• Exercise: Repeat the data word for word. Do not include the pictures.

Collected data:
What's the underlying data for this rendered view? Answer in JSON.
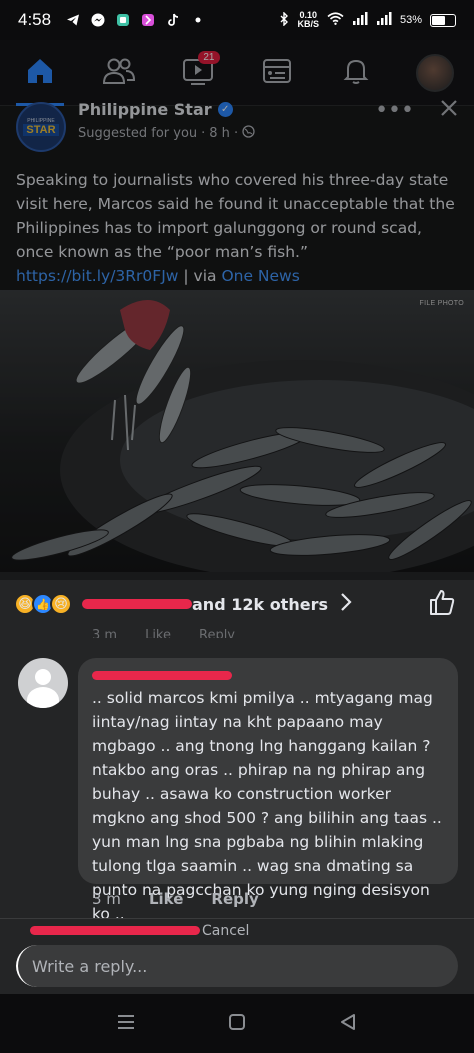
{
  "status_bar": {
    "time": "4:58",
    "net_speed": "0.10",
    "net_unit": "KB/S",
    "battery": "53",
    "battery_level": 0.53
  },
  "nav": {
    "video_badge": "21"
  },
  "post": {
    "page_name": "Philippine Star",
    "logo_small": "PHILIPPINE",
    "logo_big": "STAR",
    "subtitle": "Suggested for you",
    "time": "8 h",
    "caption_text": "Speaking to journalists who covered his three-day state visit here, Marcos said he found it unacceptable that the Philippines has to import galunggong or round scad, once known as the “poor man’s fish.” ",
    "caption_link": "https://bit.ly/3Rr0FJw",
    "caption_via": " | via ",
    "caption_source": "One News",
    "photo_credit": "FILE PHOTO"
  },
  "reactions": {
    "suffix": "and 12k others"
  },
  "prev_comment_meta": {
    "time": "3 m",
    "like": "Like",
    "reply": "Reply"
  },
  "comment": {
    "text": ".. solid marcos kmi pmilya .. mtyagang mag iintay/nag iintay na kht papaano may mgbago .. ang tnong lng hanggang kailan ? ntakbo ang oras .. phirap na ng phirap ang buhay .. asawa ko construction worker mgkno ang shod 500 ? ang bilihin ang taas .. yun man lng sna pgbaba ng blihin mlaking tulong tlga saamin .. wag sna dmating sa punto na pagcchan ko yung nging desisyon ko ..",
    "time": "3 m",
    "like": "Like",
    "reply": "Reply"
  },
  "reply_bar": {
    "cancel": "Cancel",
    "placeholder": "Write a reply..."
  }
}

• Exercise response:
What's the underlying data for this rendered view? Answer in JSON.
{
  "status_bar": {
    "time": "4:58",
    "net_speed": "0.10",
    "net_unit": "KB/S",
    "battery": "53",
    "battery_level": 0.53
  },
  "nav": {
    "video_badge": "21"
  },
  "post": {
    "page_name": "Philippine Star",
    "logo_small": "PHILIPPINE",
    "logo_big": "STAR",
    "subtitle": "Suggested for you",
    "time": "8 h",
    "caption_text": "Speaking to journalists who covered his three-day state visit here, Marcos said he found it unacceptable that the Philippines has to import galunggong or round scad, once known as the “poor man’s fish.” ",
    "caption_link": "https://bit.ly/3Rr0FJw",
    "caption_via": " | via ",
    "caption_source": "One News",
    "photo_credit": "FILE PHOTO"
  },
  "reactions": {
    "suffix": "and 12k others"
  },
  "prev_comment_meta": {
    "time": "3 m",
    "like": "Like",
    "reply": "Reply"
  },
  "comment": {
    "text": ".. solid marcos kmi pmilya .. mtyagang mag iintay/nag iintay na kht papaano may mgbago .. ang tnong lng hanggang kailan ? ntakbo ang oras .. phirap na ng phirap ang buhay .. asawa ko construction worker mgkno ang shod 500 ? ang bilihin ang taas .. yun man lng sna pgbaba ng blihin mlaking tulong tlga saamin .. wag sna dmating sa punto na pagcchan ko yung nging desisyon ko ..",
    "time": "3 m",
    "like": "Like",
    "reply": "Reply"
  },
  "reply_bar": {
    "cancel": "Cancel",
    "placeholder": "Write a reply..."
  }
}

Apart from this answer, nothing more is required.